Tl;Dr: Premium chasing is a risky prospect that catches people off guard until things have already turned into a problem.
Similar to yield chasing / dividend traps, options traders also frequently fall into this dangerous practice - I did myself early on.
Typically some form of short premium - often cash secured puts or covered calls. The concept is simple, naive traders become too focused on where they can earn the highest ROIC, without fully understanding the circumstances of the trade.
I’ll use myself as an example. Back in 2010, I still had a small account but wanted to trade covered calls. Not satisfied with the ROIC in blue chip stocks, I ventured into biotech - where options premiums are typically relatively (for the underlying price) high. I would trade cash secured puts or covered calls.
The first trade nearly always looks great. That’s for a reason. These products have increased volatility because they tend to move. This leads to having positions get stuck, when I’d fail to fully think through my plan because I was too busy being stoked on the ROIC.
I’d sell a 35 DTE $5 put, put up $500 to collect $25 - 5% for 30d is an awesome initial ROIC with an even better annualized return.
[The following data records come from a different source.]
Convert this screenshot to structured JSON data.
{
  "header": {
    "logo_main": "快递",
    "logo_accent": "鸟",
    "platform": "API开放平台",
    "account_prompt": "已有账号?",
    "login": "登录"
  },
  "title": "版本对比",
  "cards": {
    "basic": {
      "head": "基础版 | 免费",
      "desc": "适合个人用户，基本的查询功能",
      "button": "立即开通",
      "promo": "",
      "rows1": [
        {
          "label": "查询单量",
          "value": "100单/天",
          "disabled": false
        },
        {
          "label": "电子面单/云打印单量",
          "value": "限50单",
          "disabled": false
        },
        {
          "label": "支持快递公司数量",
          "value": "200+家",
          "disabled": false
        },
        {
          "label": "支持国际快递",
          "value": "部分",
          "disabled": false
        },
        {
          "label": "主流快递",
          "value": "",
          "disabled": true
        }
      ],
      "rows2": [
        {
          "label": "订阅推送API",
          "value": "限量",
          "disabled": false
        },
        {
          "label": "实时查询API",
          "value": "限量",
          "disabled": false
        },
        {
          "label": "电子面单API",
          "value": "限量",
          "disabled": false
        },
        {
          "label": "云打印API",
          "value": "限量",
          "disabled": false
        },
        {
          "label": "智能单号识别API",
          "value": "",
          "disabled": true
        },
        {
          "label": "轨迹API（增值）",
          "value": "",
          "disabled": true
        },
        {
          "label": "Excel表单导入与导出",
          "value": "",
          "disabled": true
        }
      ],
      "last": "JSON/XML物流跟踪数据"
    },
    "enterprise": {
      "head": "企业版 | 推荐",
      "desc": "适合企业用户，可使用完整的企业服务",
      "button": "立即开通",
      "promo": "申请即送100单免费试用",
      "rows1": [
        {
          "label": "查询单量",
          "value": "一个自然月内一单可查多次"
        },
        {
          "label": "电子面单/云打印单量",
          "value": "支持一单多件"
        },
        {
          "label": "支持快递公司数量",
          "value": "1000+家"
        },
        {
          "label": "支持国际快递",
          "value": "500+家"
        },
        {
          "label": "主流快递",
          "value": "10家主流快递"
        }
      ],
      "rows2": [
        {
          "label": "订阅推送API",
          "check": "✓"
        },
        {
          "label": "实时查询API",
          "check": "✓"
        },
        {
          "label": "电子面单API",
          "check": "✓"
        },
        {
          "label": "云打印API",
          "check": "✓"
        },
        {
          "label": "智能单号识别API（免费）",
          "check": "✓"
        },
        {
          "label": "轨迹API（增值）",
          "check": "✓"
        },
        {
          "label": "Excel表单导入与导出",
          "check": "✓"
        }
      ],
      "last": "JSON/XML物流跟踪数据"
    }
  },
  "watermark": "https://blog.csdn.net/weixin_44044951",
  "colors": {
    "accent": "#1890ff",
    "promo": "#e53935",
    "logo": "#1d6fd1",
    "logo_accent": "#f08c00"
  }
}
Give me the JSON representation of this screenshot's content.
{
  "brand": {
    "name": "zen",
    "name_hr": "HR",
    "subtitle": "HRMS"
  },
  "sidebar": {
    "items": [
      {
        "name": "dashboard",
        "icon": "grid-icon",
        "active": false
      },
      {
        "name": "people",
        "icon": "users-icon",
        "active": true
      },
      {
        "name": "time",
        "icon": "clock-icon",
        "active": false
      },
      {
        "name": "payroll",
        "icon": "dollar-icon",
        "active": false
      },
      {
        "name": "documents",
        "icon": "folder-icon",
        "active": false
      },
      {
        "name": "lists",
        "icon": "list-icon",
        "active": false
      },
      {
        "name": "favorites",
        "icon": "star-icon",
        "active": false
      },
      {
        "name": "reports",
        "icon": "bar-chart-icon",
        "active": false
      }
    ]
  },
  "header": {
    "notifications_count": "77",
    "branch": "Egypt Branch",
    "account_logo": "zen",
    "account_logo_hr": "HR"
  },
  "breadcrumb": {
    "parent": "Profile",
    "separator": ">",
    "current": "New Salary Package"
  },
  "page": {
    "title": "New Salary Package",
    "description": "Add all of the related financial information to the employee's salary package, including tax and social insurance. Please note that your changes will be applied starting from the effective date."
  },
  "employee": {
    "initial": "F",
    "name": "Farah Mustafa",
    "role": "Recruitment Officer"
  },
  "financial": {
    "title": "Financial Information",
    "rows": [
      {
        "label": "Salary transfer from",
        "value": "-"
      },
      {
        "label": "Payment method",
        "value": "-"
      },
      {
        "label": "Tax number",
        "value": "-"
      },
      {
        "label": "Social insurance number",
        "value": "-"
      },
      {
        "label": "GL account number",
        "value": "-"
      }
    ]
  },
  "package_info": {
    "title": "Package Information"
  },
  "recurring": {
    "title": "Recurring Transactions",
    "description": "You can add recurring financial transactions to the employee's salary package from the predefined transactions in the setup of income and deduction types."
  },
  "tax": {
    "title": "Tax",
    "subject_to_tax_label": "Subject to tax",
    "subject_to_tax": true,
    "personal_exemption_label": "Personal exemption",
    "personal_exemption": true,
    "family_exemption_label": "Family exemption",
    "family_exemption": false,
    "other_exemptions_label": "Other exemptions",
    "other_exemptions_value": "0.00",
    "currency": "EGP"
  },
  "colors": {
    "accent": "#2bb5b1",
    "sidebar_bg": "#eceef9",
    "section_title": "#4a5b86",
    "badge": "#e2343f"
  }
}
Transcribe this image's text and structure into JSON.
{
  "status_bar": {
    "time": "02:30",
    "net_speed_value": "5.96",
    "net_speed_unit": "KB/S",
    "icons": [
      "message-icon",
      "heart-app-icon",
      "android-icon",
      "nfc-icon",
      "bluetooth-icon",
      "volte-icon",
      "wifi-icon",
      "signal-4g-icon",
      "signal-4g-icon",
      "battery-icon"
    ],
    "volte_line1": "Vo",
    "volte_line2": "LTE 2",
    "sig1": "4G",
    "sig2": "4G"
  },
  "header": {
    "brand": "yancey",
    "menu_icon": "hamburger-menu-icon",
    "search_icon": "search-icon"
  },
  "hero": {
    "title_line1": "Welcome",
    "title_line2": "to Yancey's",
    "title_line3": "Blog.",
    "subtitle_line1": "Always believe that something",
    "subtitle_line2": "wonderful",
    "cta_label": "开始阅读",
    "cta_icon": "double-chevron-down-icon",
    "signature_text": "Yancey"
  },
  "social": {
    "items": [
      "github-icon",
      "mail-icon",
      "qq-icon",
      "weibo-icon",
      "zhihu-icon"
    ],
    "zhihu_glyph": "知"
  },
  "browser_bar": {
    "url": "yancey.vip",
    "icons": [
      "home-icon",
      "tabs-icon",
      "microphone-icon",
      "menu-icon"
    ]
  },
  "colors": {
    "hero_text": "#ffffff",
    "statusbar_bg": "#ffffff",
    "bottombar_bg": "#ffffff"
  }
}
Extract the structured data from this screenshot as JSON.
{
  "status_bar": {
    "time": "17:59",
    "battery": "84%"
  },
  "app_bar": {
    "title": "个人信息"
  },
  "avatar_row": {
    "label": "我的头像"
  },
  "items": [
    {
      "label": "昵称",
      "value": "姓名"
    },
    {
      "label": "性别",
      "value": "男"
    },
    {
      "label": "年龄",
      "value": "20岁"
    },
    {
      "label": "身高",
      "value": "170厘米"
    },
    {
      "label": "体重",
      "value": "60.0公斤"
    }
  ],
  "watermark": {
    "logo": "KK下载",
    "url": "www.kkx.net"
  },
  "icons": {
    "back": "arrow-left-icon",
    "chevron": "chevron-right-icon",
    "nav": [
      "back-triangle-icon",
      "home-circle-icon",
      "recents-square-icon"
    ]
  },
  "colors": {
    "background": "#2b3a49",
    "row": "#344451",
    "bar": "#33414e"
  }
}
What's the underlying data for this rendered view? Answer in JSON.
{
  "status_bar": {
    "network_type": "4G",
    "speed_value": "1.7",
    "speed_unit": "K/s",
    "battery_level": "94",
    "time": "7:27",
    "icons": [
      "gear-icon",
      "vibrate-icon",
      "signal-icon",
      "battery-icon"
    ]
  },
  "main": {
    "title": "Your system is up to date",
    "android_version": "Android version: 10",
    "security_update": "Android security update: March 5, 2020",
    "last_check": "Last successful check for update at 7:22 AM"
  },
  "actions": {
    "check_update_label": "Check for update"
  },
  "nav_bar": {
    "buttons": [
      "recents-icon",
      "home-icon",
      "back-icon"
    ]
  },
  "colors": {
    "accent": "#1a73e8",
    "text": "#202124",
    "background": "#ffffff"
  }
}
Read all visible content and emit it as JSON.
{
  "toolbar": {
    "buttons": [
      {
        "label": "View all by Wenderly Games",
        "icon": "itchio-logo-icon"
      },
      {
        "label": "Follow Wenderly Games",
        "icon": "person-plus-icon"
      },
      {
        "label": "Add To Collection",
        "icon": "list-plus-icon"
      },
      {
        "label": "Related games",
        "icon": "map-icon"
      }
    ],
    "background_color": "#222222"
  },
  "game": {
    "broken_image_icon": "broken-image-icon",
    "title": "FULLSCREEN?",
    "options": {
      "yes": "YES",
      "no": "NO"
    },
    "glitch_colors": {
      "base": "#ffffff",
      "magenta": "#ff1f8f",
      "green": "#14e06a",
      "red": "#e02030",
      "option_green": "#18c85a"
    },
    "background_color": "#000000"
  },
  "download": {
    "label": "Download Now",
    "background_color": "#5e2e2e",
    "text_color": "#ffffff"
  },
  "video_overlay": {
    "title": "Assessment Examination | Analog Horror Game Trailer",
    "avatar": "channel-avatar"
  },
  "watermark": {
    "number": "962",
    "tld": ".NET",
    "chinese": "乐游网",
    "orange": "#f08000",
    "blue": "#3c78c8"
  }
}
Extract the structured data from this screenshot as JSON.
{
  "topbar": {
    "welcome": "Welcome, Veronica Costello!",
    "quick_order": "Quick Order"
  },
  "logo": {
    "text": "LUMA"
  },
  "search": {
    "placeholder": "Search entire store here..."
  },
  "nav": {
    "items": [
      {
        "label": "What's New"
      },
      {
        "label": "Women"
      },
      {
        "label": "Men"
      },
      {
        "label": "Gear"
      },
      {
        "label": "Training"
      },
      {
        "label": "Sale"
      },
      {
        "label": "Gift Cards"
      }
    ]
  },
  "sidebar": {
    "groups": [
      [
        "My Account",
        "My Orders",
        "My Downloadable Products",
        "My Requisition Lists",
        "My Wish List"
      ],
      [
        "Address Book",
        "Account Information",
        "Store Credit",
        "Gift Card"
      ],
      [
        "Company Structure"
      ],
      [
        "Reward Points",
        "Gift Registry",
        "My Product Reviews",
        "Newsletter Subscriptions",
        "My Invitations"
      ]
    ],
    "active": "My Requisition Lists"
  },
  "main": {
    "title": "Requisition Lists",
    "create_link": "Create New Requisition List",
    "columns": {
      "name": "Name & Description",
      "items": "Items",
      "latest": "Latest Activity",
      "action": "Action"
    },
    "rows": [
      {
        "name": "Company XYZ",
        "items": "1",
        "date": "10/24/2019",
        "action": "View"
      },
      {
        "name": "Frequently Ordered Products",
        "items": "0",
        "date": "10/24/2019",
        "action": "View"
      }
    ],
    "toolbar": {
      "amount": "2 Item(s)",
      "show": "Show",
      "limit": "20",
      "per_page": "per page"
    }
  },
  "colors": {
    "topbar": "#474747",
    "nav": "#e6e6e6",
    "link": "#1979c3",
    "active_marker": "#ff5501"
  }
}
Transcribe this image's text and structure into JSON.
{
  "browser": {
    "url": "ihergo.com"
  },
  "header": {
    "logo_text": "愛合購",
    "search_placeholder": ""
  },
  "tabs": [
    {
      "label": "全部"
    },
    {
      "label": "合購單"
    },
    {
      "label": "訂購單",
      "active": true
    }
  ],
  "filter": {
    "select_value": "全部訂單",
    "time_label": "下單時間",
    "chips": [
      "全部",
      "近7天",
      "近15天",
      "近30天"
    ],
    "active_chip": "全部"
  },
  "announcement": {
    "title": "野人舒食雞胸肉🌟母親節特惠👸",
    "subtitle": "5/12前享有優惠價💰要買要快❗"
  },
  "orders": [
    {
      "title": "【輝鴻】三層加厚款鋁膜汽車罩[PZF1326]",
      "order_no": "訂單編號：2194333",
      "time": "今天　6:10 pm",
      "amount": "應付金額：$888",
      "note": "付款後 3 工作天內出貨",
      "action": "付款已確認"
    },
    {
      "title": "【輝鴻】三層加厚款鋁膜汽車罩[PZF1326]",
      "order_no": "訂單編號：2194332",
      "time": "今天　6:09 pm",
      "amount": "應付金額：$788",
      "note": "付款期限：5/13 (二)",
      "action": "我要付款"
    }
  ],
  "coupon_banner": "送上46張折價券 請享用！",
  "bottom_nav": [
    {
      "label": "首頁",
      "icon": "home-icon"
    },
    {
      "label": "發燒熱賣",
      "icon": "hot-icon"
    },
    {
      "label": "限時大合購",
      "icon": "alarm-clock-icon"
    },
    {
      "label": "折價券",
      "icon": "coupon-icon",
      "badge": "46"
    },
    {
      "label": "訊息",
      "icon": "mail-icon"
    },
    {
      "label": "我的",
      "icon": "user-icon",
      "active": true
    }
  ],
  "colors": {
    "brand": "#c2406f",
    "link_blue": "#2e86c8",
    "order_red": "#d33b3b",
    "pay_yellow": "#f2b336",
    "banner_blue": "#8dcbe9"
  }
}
The issue was after a week, when I’d be $2 ITM and if I took assignment, unable to sell a call against the long shares for much at all. I’d look to roll but many are relatively illiquid and the next expiration might’ve been 60 or even 90 DTE, which might barely provide a credit, tying the capital up for even longer. Plus, I might not have been that bullish, I just wanted the premium. I didn’t think through the management because I was focused on the wrong part, ROIC.
Being efficient is good - but don’t allow that to become the primary decision point.